By driving ourselves we miss the hubbub of train tourists and enjoy a peaceful walk through Silverton’s late Victorian era stores. We think of Alaska since the main street is the only paved road in this old silver mining village. Lunch is at a place called Handlebars Restaurant and Saloon and it exudes every bit of the character the name suggests.

I love it in this valley. Mountains embrace the place and colorful storefronts speak to a time gone past. What’s more, the town delivers on my silver jewelry which is quite befitting for a town called Silverton.

Renee and Fred at Molas Pass on the Million Dollar Highway in Colorado

Silverton, Colorado
Silverton, Colorado

Moki Dugway–Utah

September 18th, 2013 by livingthelife

We giggle and laugh out loud. We are one with the red cliff as we grin through three miles of pure delight–or terror depending on your point of view. We are traveling the Moki Dugway.

Dugway pretty much describes how this narrow, very serpentine gravel and dirt road was made. This part of US 261 in Utah was dug out of the rock in the 1950s and used for hauling uranium ore. It is not for the faint of heart or those uncomfortable with heights. Trailers are not allowed.

When the paved road gives way to gravel and dirt at the beginning of this adventure we round a corner to an overlook dead ahead. (Dead may not be my best choice of words!) In all of our travels we have never seen a panorama spread so far and wide.

This is indeed an adventure—short but intense. Pieces of the edge of the road have washed away on both sides in places making the road one thin lane. Perhaps this was aggravated by yesterday’s rain. With a speed limit of 5 MPH we navigate 10 % grades and dramatic switchbacks all the while dodging fallen rocks.

Other than the pullout at the top of the Moki Dugway there are no guardrails. A sheer 1000 foot drop on one side of the truck is balanced by jagged red rock wall on the other side. And yes, as narrow as it is in places, it does accommodate two-way traffic. One of you may just have to stop and snuggle the rock while the other passes.

Photos really don’t do this experience justice. “Oh my, this is crazy,” is followed by spontaneous laughter and the undeniable joy of being one with the mountain. Hitting pavement again at the bottom was almost disappointing. With the spirit of a child I looked at Fred and said, “Let’s do it again!” He laughed.

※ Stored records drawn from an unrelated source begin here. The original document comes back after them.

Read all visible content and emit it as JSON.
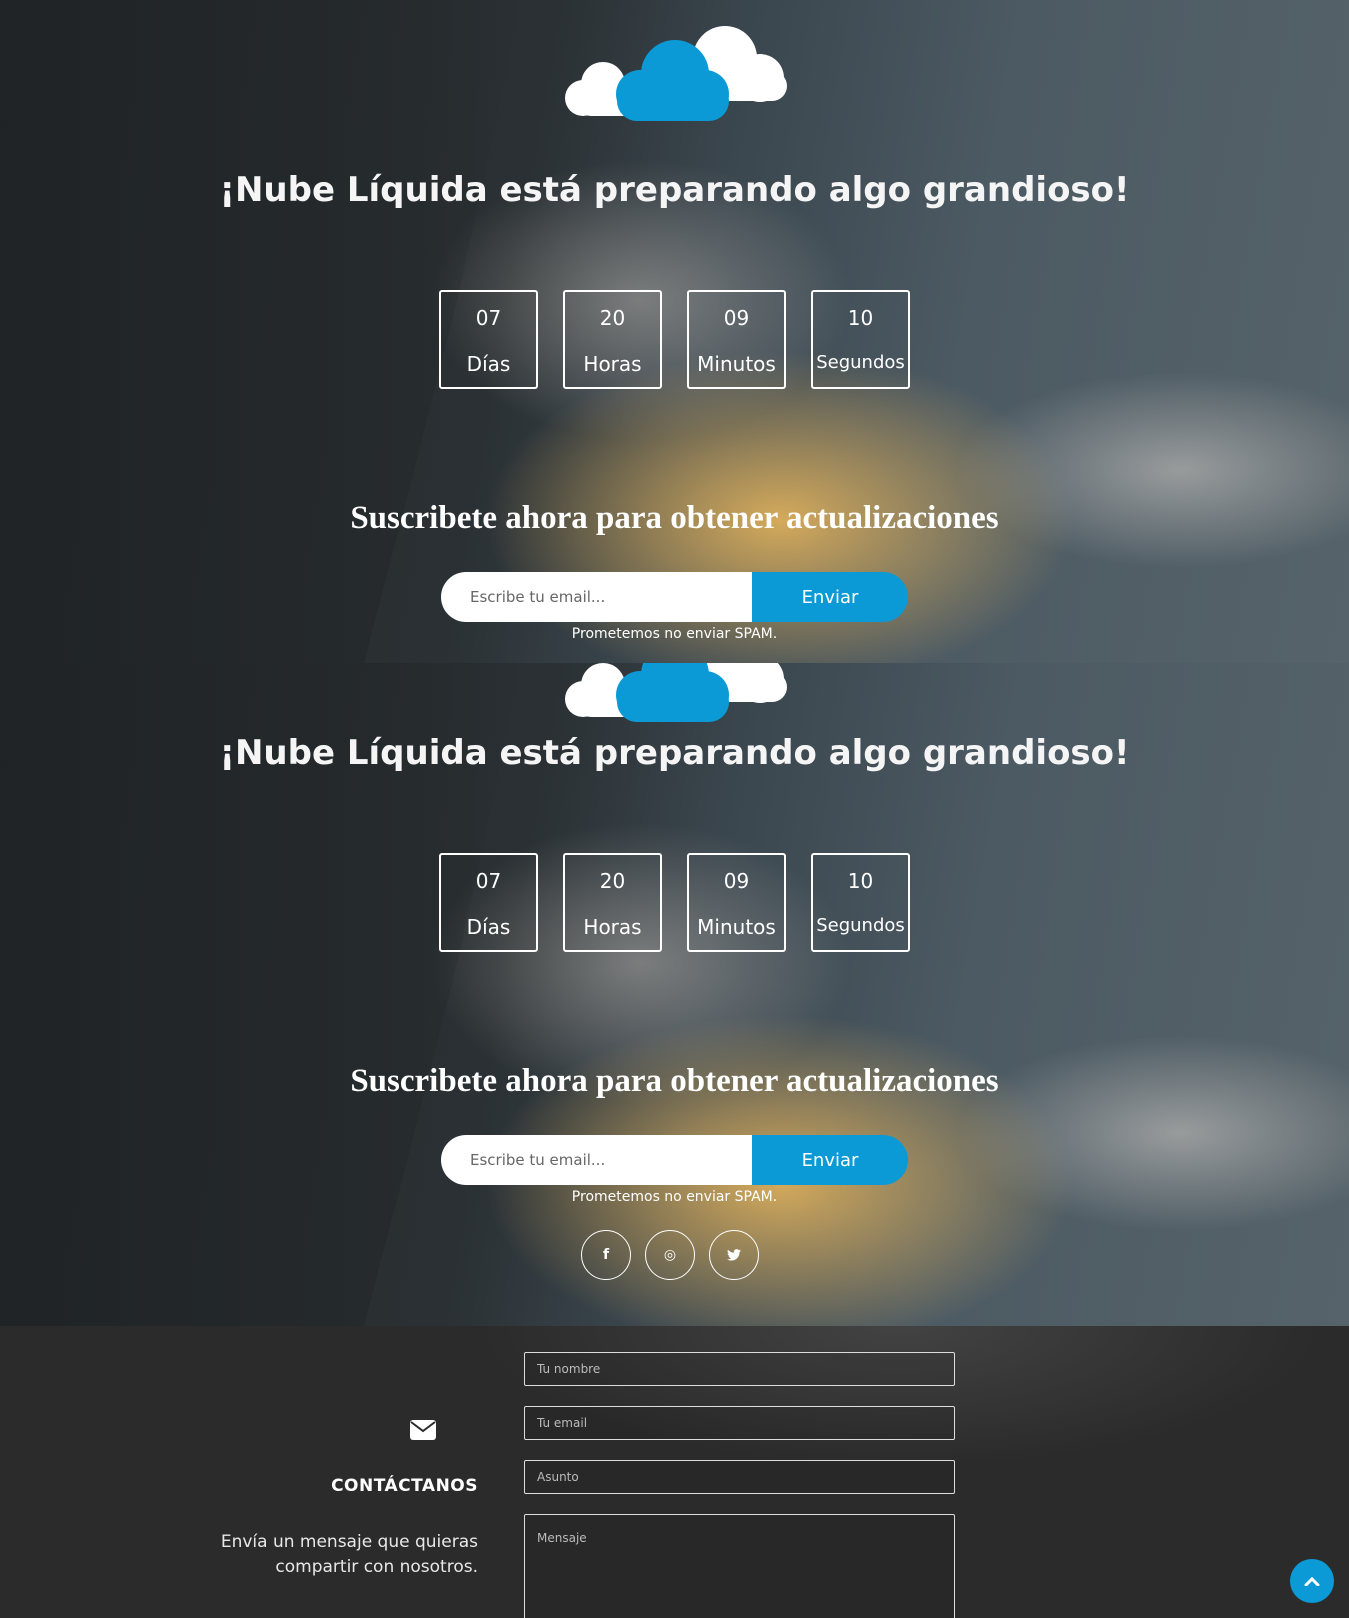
{
  "brand": {
    "name": "Nube Líquida",
    "headline": "¡Nube Líquida está preparando algo grandioso!",
    "accent_color": "#0b9ad6"
  },
  "countdown": [
    {
      "value": "07",
      "label": "Días"
    },
    {
      "value": "20",
      "label": "Horas"
    },
    {
      "value": "09",
      "label": "Minutos"
    },
    {
      "value": "10",
      "label": "Segundos"
    }
  ],
  "subscribe": {
    "title": "Suscribete ahora para obtener actualizaciones",
    "placeholder": "Escribe tu email...",
    "button_label": "Enviar",
    "note": "Prometemos no enviar SPAM."
  },
  "social": [
    {
      "icon": "facebook-icon",
      "glyph": "f"
    },
    {
      "icon": "instagram-icon",
      "glyph": "◎"
    },
    {
      "icon": "twitter-icon",
      "glyph": "🐦"
    }
  ],
  "contact": {
    "icon": "envelope-icon",
    "title": "CONTÁCTANOS",
    "description": "Envía un mensaje que quieras compartir con nosotros.",
    "fields": {
      "name_placeholder": "Tu nombre",
      "email_placeholder": "Tu email",
      "subject_placeholder": "Asunto",
      "message_placeholder": "Mensaje"
    }
  },
  "scroll_top": {
    "icon": "chevron-up-icon"
  }
}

Have you traveled the Moki Dugway? Feel free to comment about your experience.

The Moki Dugway in Utah

The Moki Dugway in Utah

It Never Happened in a White Box

September 16th, 2013 by livingthelife

The thirty-something year old man picks up his pace dashes into the road in front of our truck, raises his 35mm SLR camera and shoots. Camera still held to his eye he moves across the road still shooting photos of us…well, of our Airstream. This kind of thing never happened when we traveled in a motorhome.

Fred is pumping fuel into the truck. A middle-aged man avoids eye contact with me as he circles on foot around the front of the truck. He seems not to care that I know what he is doing. He sizes up the subject, raises his camera, and shoots…our Airstream. His friend, now emboldened, says something in German and follows suit. Click, click, click, he gets several photos to satisfy his aluminum bullet curiosity.

A woman with an instamatic camera approaches us in the campground and requests permission to photograph our silver home. We hear it all of the time…”Look at that!” “How much does one of those cost?” “Those things are so cool!” “Love your Airstream.” “What year is that? It sure looks new.”

And so goes life with the Airstream paparazzi.

Our Airstream Flying Cloud in Bluff, UT

Our Airstream Flying Cloud in Bluff, UT

 

About the Author

I'm Renee Ettline. For twenty-something years my husband Fred and I have been Airstreamers. Since 2005 I've been writing for Airstream Life magazine on every topic from destinations and lifestyle to rivets and tires. Currently you'll find me in a section called, "Living the Life." We've Airstreamed from Alaska to Florida and California to Nova Scotia and loved every minute.